* **THE TASK**
Write out all of the entries that follow, word for word, but skip the pictures.

== SOURCE RECORDS ==

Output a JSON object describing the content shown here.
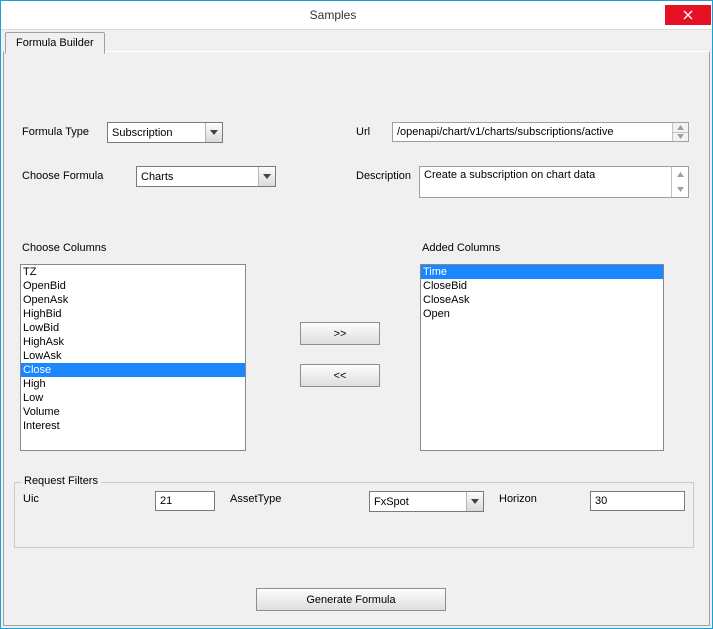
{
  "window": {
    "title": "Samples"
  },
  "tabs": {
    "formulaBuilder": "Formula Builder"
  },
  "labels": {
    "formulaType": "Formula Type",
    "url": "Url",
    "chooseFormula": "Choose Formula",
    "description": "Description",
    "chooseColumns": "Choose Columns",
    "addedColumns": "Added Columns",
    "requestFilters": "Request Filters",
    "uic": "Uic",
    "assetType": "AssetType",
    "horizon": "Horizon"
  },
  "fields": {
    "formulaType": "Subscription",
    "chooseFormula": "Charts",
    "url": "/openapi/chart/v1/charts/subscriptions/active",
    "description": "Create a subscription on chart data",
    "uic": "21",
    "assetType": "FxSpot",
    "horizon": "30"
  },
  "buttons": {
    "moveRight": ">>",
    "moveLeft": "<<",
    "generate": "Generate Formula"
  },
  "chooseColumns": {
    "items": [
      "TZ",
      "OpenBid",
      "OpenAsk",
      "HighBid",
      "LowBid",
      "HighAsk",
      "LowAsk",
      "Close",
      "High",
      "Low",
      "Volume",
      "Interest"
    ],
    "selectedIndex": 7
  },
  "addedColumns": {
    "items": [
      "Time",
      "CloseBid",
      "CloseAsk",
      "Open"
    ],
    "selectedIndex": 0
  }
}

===

* **SOLUTION FOR THIS PROBLEM**
Output a JSON object describing the content shown here.
{
  "window": {
    "title": "Samples"
  },
  "tabs": {
    "formulaBuilder": "Formula Builder"
  },
  "labels": {
    "formulaType": "Formula Type",
    "url": "Url",
    "chooseFormula": "Choose Formula",
    "description": "Description",
    "chooseColumns": "Choose Columns",
    "addedColumns": "Added Columns",
    "requestFilters": "Request Filters",
    "uic": "Uic",
    "assetType": "AssetType",
    "horizon": "Horizon"
  },
  "fields": {
    "formulaType": "Subscription",
    "chooseFormula": "Charts",
    "url": "/openapi/chart/v1/charts/subscriptions/active",
    "description": "Create a subscription on chart data",
    "uic": "21",
    "assetType": "FxSpot",
    "horizon": "30"
  },
  "buttons": {
    "moveRight": ">>",
    "moveLeft": "<<",
    "generate": "Generate Formula"
  },
  "chooseColumns": {
    "items": [
      "TZ",
      "OpenBid",
      "OpenAsk",
      "HighBid",
      "LowBid",
      "HighAsk",
      "LowAsk",
      "Close",
      "High",
      "Low",
      "Volume",
      "Interest"
    ],
    "selectedIndex": 7
  },
  "addedColumns": {
    "items": [
      "Time",
      "CloseBid",
      "CloseAsk",
      "Open"
    ],
    "selectedIndex": 0
  }
}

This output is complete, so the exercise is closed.